suggested that Detective Turetzky had rehearsed his statements with  
police investigators before the tape was turned on. Mr. Fischetti,     
who has a knack for asking tough questions without their seeming      
tough, also indicated several instances in which Detective Turetzky  
changed his story about Mr. Schwarz.  At one point in the taped
interview, Detective Turetzky said that he  was positive that he saw Mr.
Schwarz take Mr. Louima into the bathroom where the assault occurred. At
other times, however, he  has testified that he saw Mr. Schwarz leading
Mr. Louima down a hallway to the bathroom, but not into it. In June, Mr.
Schwarz was convicted of violating Mr. Louima's civil rights, after
testimony that he held Mr. Louima down while Mr. Volpe rammed the broken
broomstick into Mr. Louima's rectum. Mr. Fischetti contends that Mr.
Schwarz never helped Mr. Volpe,who, he says, acted alone.  The defense's
case rests on the argument that there was no conspiracy to exculpate Mr.
Schwarz because Mr. Schwarz is not culpable. The government contends

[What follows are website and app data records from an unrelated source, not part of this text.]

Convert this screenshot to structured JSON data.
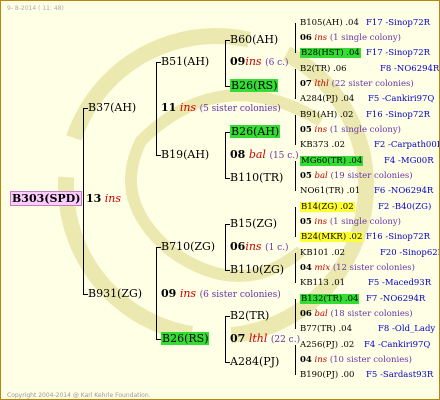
{
  "header": {
    "date": "9- 8-2014 ( 11: 48)"
  },
  "footer": {
    "copyright": "Copyright 2004-2014 @ Karl Kehrle Foundation."
  },
  "root": {
    "name": "B303(SPD)",
    "count": "13",
    "ins": "ins"
  },
  "l1a": {
    "name": "B37(AH)",
    "count": "11",
    "ins": "ins",
    "sis": "(5 sister colonies)"
  },
  "l1b": {
    "name": "B931(ZG)",
    "count": "09",
    "ins": "ins",
    "sis": "(6 sister colonies)"
  },
  "l2a": {
    "name": "B51(AH)",
    "count": "09",
    "ins": "ins",
    "sis": "(6 c.)"
  },
  "l2b": {
    "name": "B19(AH)",
    "count": "08",
    "ins": "bal",
    "sis": "(15 c.)"
  },
  "l2c": {
    "name": "B710(ZG)",
    "count": "06",
    "ins": "ins",
    "sis": "(1 c.)"
  },
  "l2d": {
    "name": "B26(RS)",
    "count": "07",
    "ins": "lthl",
    "sis": "(22 c.)"
  },
  "l3": {
    "a": "B60(AH)",
    "b": "B26(RS)",
    "c": "B26(AH)",
    "d": "B110(TR)",
    "e": "B15(ZG)",
    "f": "B110(ZG)",
    "g": "B2(TR)",
    "h": "A284(PJ)"
  },
  "leaves": [
    {
      "a": "B105(AH) .04",
      "b": "F17 -Sinop72R"
    },
    {
      "n": "06",
      "i": "ins",
      "s": "(1 single colony)"
    },
    {
      "a": "B28(HST) .04",
      "b": "F17 -Sinop72R"
    },
    {
      "a": "B2(TR) .06",
      "b": "F8 -NO6294R"
    },
    {
      "n": "07",
      "i": "lthl",
      "s": "(22 sister colonies)"
    },
    {
      "a": "A284(PJ) .04",
      "b": "F5 -Cankiri97Q"
    },
    {
      "a": "B91(AH) .02",
      "b": "F16 -Sinop72R"
    },
    {
      "n": "05",
      "i": "ins",
      "s": "(1 single colony)"
    },
    {
      "a": "KB373 .02",
      "b": "F2 -Carpath00R"
    },
    {
      "a": "MG60(TR) .04",
      "b": "F4 -MG00R"
    },
    {
      "n": "05",
      "i": "bal",
      "s": "(19 sister colonies)"
    },
    {
      "a": "NO61(TR) .01",
      "b": "F6 -NO6294R"
    },
    {
      "a": "B14(ZG) .02",
      "b": "F2 -B40(ZG)"
    },
    {
      "n": "05",
      "i": "ins",
      "s": "(1 single colony)"
    },
    {
      "a": "B24(MKR) .02",
      "b": "F16 -Sinop72R"
    },
    {
      "a": "KB101 .02",
      "b": "F20 -Sinop62R"
    },
    {
      "n": "04",
      "i": "mix",
      "s": "(12 sister colonies)"
    },
    {
      "a": "KB113 .01",
      "b": "F5 -Maced93R"
    },
    {
      "a": "B132(TR) .04",
      "b": "F7 -NO6294R"
    },
    {
      "n": "06",
      "i": "bal",
      "s": "(18 sister colonies)"
    },
    {
      "a": "B77(TR) .04",
      "b": "F8 -Old_Lady"
    },
    {
      "a": "A256(PJ) .02",
      "b": "F4 -Cankiri97Q"
    },
    {
      "n": "04",
      "i": "ins",
      "s": "(10 sister colonies)"
    },
    {
      "a": "B190(PJ) .00",
      "b": "F5 -Sardast93R"
    }
  ]
}
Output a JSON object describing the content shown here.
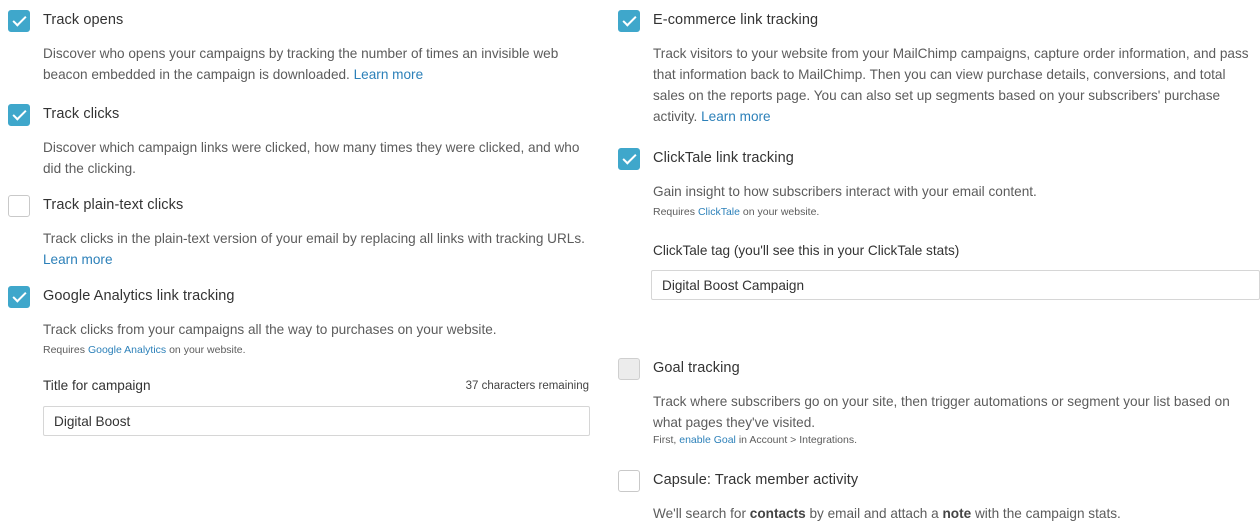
{
  "left": {
    "track_opens": {
      "label": "Track opens",
      "checked": true,
      "desc": "Discover who opens your campaigns by tracking the number of times an invisible web beacon embedded in the campaign is downloaded.",
      "link": "Learn more"
    },
    "track_clicks": {
      "label": "Track clicks",
      "checked": true,
      "desc": "Discover which campaign links were clicked, how many times they were clicked, and who did the clicking."
    },
    "track_plain": {
      "label": "Track plain-text clicks",
      "checked": false,
      "desc": "Track clicks in the plain-text version of your email by replacing all links with tracking URLs.",
      "link": "Learn more"
    },
    "google": {
      "label": "Google Analytics link tracking",
      "checked": true,
      "desc": "Track clicks from your campaigns all the way to purchases on your website.",
      "req_prefix": "Requires",
      "req_link": "Google Analytics",
      "req_suffix": "on your website.",
      "field_label": "Title for campaign",
      "remaining": "37 characters remaining",
      "value": "Digital Boost"
    }
  },
  "right": {
    "ecommerce": {
      "label": "E-commerce link tracking",
      "checked": true,
      "desc": "Track visitors to your website from your MailChimp campaigns, capture order information, and pass that information back to MailChimp. Then you can view purchase details, conversions, and total sales on the reports page. You can also set up segments based on your subscribers' purchase activity.",
      "link": "Learn more"
    },
    "clicktale": {
      "label": "ClickTale link tracking",
      "checked": true,
      "desc": "Gain insight to how subscribers interact with your email content.",
      "req_prefix": "Requires",
      "req_link": "ClickTale",
      "req_suffix": "on your website.",
      "field_label": "ClickTale tag (you'll see this in your ClickTale stats)",
      "value": "Digital Boost Campaign"
    },
    "goal": {
      "label": "Goal tracking",
      "checked": false,
      "desc": "Track where subscribers go on your site, then trigger automations or segment your list based on what pages they've visited.",
      "req_prefix": "First,",
      "req_link": "enable Goal",
      "req_suffix": "in Account > Integrations."
    },
    "capsule": {
      "label": "Capsule: Track member activity",
      "checked": false,
      "desc_a": "We'll search for",
      "desc_b": "contacts",
      "desc_c": "by email and attach a",
      "desc_d": "note",
      "desc_e": "with the campaign stats."
    }
  }
}
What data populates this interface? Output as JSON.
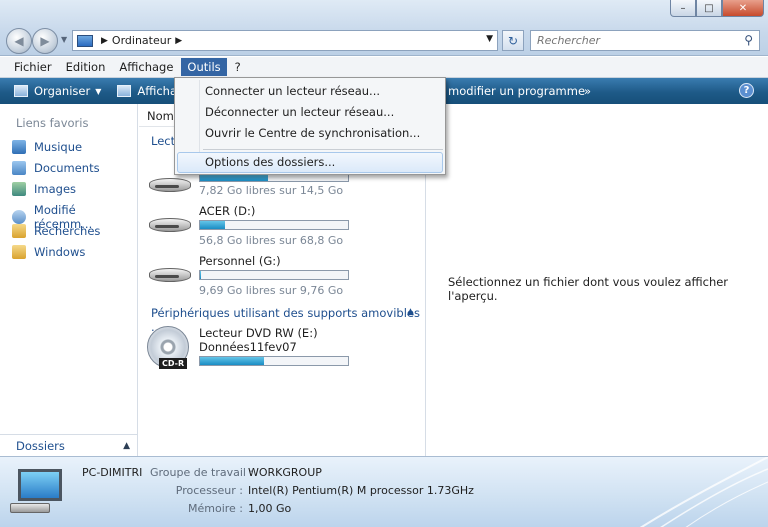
{
  "window": {
    "min_glyph": "–",
    "max_glyph": "□",
    "close_glyph": "✕"
  },
  "address": {
    "breadcrumb": "Ordinateur",
    "search_placeholder": "Rechercher"
  },
  "menubar": {
    "items": [
      "Fichier",
      "Edition",
      "Affichage",
      "Outils",
      "?"
    ],
    "active": "Outils"
  },
  "toolbar": {
    "organiser": "Organiser",
    "affichage": "Affichage",
    "modify_program": "modifier un programme",
    "more": "»",
    "help": "?"
  },
  "nav": {
    "heading": "Liens favoris",
    "favorites": [
      "Musique",
      "Documents",
      "Images",
      "Modifié récemm...",
      "Recherches",
      "Windows"
    ],
    "dossiers": "Dossiers"
  },
  "content": {
    "column_header": "Nom",
    "group_head": "Lect",
    "drives": [
      {
        "name": "",
        "free": "7,82 Go libres sur 14,5 Go",
        "used_fraction": 0.46
      },
      {
        "name": "ACER (D:)",
        "free": "56,8 Go libres sur 68,8 Go",
        "used_fraction": 0.17
      },
      {
        "name": "Personnel (G:)",
        "free": "9,69 Go libres sur 9,76 Go",
        "used_fraction": 0.01
      }
    ],
    "removable_group": "Périphériques utilisant des supports amovibles ...",
    "dvd": {
      "name": "Lecteur DVD RW (E:)",
      "label": "Données11fev07",
      "used_fraction": 0.43,
      "badge": "CD-R"
    }
  },
  "preview": {
    "message": "Sélectionnez un fichier dont vous voulez afficher l'aperçu."
  },
  "dropdown": {
    "items": [
      "Connecter un lecteur réseau...",
      "Déconnecter un lecteur réseau...",
      "Ouvrir le Centre de synchronisation...",
      "Options des dossiers..."
    ],
    "highlighted": "Options des dossiers..."
  },
  "details": {
    "pc_name": "PC-DIMITRI",
    "workgroup_label": "Groupe de travail :",
    "workgroup_value": "WORKGROUP",
    "processor_label": "Processeur :",
    "processor_value": "Intel(R) Pentium(R) M processor 1.73GHz",
    "memory_label": "Mémoire :",
    "memory_value": "1,00 Go"
  },
  "colors": {
    "toolbar": "#1e5a88",
    "menu_active": "#3465a4",
    "link": "#1f4f8e",
    "bar_fill": "#1a8cc4"
  }
}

that Mr. Schwarz was the second attacker and that he conspired with
Officers Bruder and  Wiese to get himself off the hook.  Toward the end
of his testimony, Detective Turetzky was asked by Mr. Fischetti to
describe Justin Volpe. He replied that Mr. Volpe was a strange man who
used to wear red long johns over his uniform and, once, went out on
patrol in a fur coat covered with police patches and an officer's badge. 
  "If you know the TV show 'M*A*S*H,' he was the guy named  Klinger,"
Detective Turetzky said. "He liked being the center of attention, liked
making you laugh. He liked being part of the group."